The families also experience the detachment. Its heartbreaking. I was a military kid and it still hurts. Some people are more able to over come the adversity. I got over it because I had to. Its child abuse. Weird nasty emotional abuse.
Agreed! The lifestyle may be fine for some kids, for others, it’s cruel. But people then justify it as “character growth” without stopping to consider how the kids must really feel.
As a child, I was never given a choice to sacrifice natural emotional attachment growth for my father…if an adult want to choose it that’s one thing. Forcing children to go through it is another.
I was also a military brat. There were no wars then, it was the 1950’s. My father was fairly high ranking and his job was as deputy base commander. The longest we stayed anywhere was two years, so my Dad would have to learn how things were done at the new military base, which was always different from the last ones for a variety of reasons, including different methodology and personalities. This a ridiculously inefficient and costly way to run a business, which the military is in many ways. They would be out of business if they didn’t have never ending funding by taxpayers. I still struggle with trying to continue a relationship past the one or two year mark when things get more complicated and you have to learn how to make those relationships more substantial. Lose lose situations for children, spouses, and everything the military is supposed to stand for in this country.
Buuuut wouldn’t being more attached to the people you serve with help you to trust them more? And wouldn’t that make you more successful in combat as a group? And wouldn’t you fight harder to protect people in your combat group if you knew and cared about them? Isn’t this the premise of those crazy-skilled elite military strike forces who train together? “Detachment” might be useful for commanders. I suspect it’s easier to send someone to his death if you don’t know him that well. But, frankly, I’m not sure that’s something we want to make easier for commanders. Sending people to their death is certainly sometimes necessary. It should never be easy. Sorry, military. You don’t get a pass on the frequent moves from me. They make no sense and do more harm than good.

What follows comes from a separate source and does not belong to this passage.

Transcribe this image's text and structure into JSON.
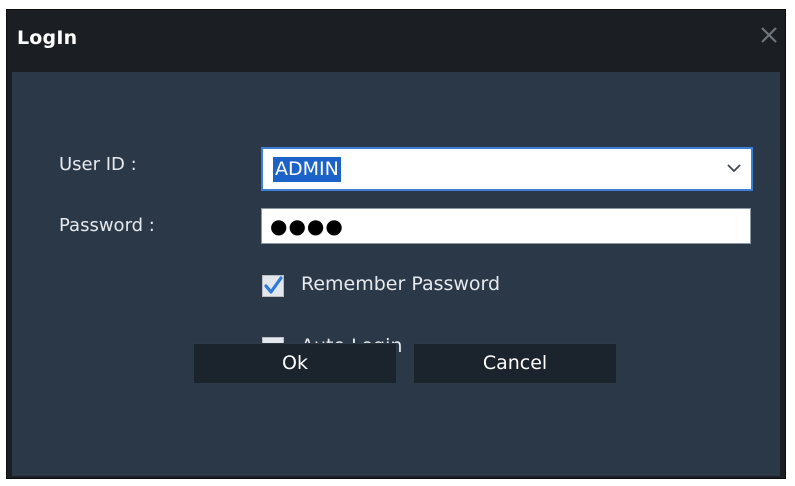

Do officers move just as much as enlisted. Specifically would a pilot move a lot compared to an infantryman?
It varies depending on branch and their specific job. At higher ranks, some officers move every 18 months years as they complete specialty schools or do command leadership positions.
Pilots depend on the aircraft assignments. If they fly a particular plane only found at 2 bases, they aren’t likely to move much. For more common aircraft, they would be on the typical 3 year rotation until they became a pilot instructor.
Officers move more often than enlisted! We served 23 years in the USN and daughter is married to a CG pilot and generally officers move every 2 years we moved 3-4 years.
One thing that can be bad is if you move and you’re grateful that you moved because your base commander or your company Commander whoever it was was a total jerk to you and treat you like crap is trying to force you out of the military now you get moved and what happens they move that jerk right to your base back in charge of you where they continue to make your life hell and your spouse’s life hell when you’re deployed. I have personally seen this happen and I think one of the things is you should never become an officer directly out of basic training or AIT people who come up through the ranks have a lot more respect for the unlisted and non-coms I too have seen that. I’ve actually spoken to some officers who agreed with me that somebody should have to spend at least one enlistment minimum as an enlisted so that they learn to respect for the troops.
Typically, a military family moves every two to three years. However, depending on the specific nature of the military member’s job in the family, moves can be more frequent. A member can be relocated to another part of the country (CONUS) or overseas (OCONUS). Regardless of where a family is relocated, constantly moving is tough.